Under the ambitious Vaccine Maitri initiative, India has gifted nearly 13.8 million shots to low-income economies in Asia, Africa and South America. Combining deliveries of made-in-India vaccines under commercial contracts and the UN’s COVAX alliance, India has supplied a total of more than 115.4 million jabs across the world.

Modi also used the pandemic to rejig South Asian regionalism by creating a South Asian Association for Regional Cooperation (SAARC) Covid-19 emergency fund.

These moves have placed India in a coveted group of non-Western international actors that have been critical in maintaining both global vaccine supplies and vaccine equality in the face of unequal access due to hoarding by wealthy Western countries.

In all, India is more important for the world now than ever before – and Modi knows that very well. So even if things get really bad at home, he will continue to dodge criticism from foreign governments, never mind punitive action such as sanctions.

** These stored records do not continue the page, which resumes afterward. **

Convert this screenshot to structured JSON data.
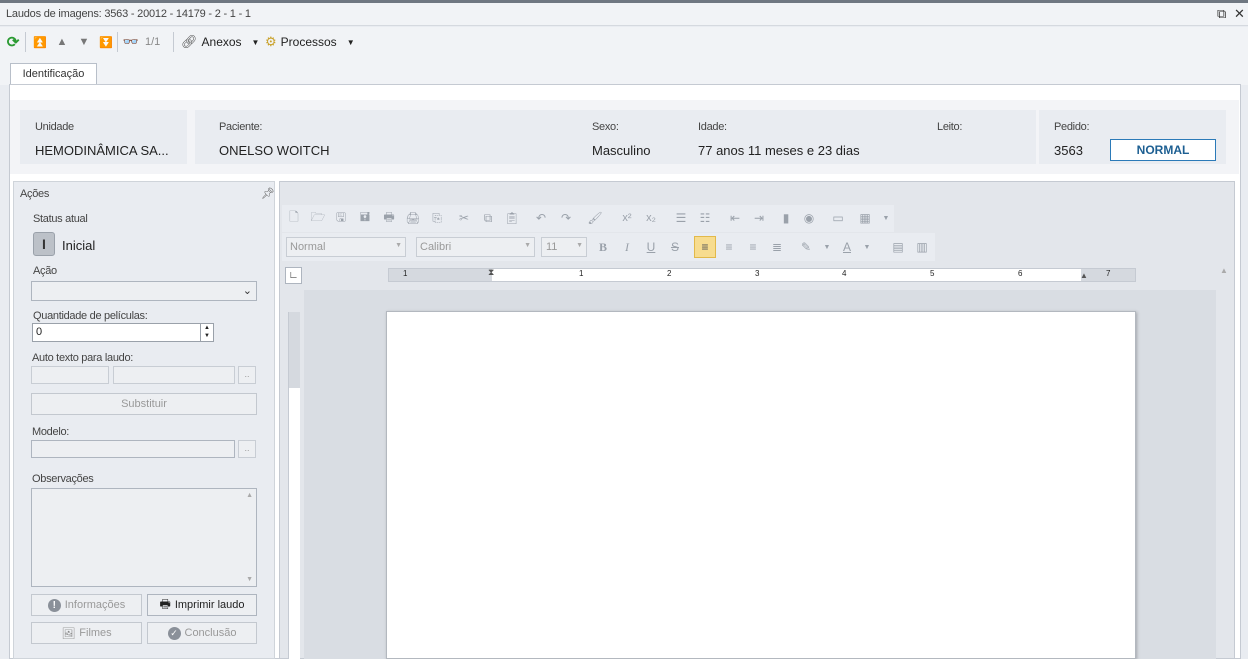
{
  "window": {
    "title": "Laudos de imagens: 3563 - 20012 - 14179 - 2 - 1 - 1"
  },
  "toolbar": {
    "page_counter": "1/1",
    "anexos_label": "Anexos",
    "processos_label": "Processos"
  },
  "tabs": [
    {
      "label": "Identificação"
    }
  ],
  "header": {
    "unidade_label": "Unidade",
    "unidade_value": "HEMODINÂMICA SA...",
    "paciente_label": "Paciente:",
    "paciente_value": "ONELSO WOITCH",
    "sexo_label": "Sexo:",
    "sexo_value": "Masculino",
    "idade_label": "Idade:",
    "idade_value": "77 anos 11 meses  e 23 dias",
    "leito_label": "Leito:",
    "leito_value": "",
    "pedido_label": "Pedido:",
    "pedido_value": "3563",
    "priority_badge": "NORMAL"
  },
  "actions": {
    "title": "Ações",
    "status_label": "Status atual",
    "status_letter": "I",
    "status_value": "Inicial",
    "acao_label": "Ação",
    "acao_value": "",
    "peliculas_label": "Quantidade de películas:",
    "peliculas_value": "0",
    "autotexto_label": "Auto texto para laudo:",
    "substituir_label": "Substituir",
    "modelo_label": "Modelo:",
    "observacoes_label": "Observações",
    "informacoes_label": "Informações",
    "imprimir_label": "Imprimir laudo",
    "filmes_label": "Filmes",
    "conclusao_label": "Conclusão",
    "ellipsis": ".."
  },
  "editor": {
    "style_value": "Normal",
    "font_value": "Calibri",
    "size_value": "11",
    "ruler_marks": [
      "1",
      "1",
      "2",
      "3",
      "4",
      "5",
      "6",
      "7"
    ]
  },
  "colors": {
    "accent": "#2b7ab8",
    "badge_text": "#1d5f92"
  }
}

Yes, there might be some noise from one leader or two on specific issues, but the bulk of them will continue to entertain him. For all its moralistic grandstanding, the so-called “liberal international order” is fundamentally designed to privilege realpolitik interests over “soft issues” like human rights or civil liberties.

For those concerned about the democratic downslide in India, this is bleak news.

Angshuman Choudhury is a New Delhi-based policy analyst, currently coordinating the Southeast Asia Research Program at the Institute of Peace and Conflict Studies (IPCS), New Delhi. Follow him on Twitter @angshuman_ch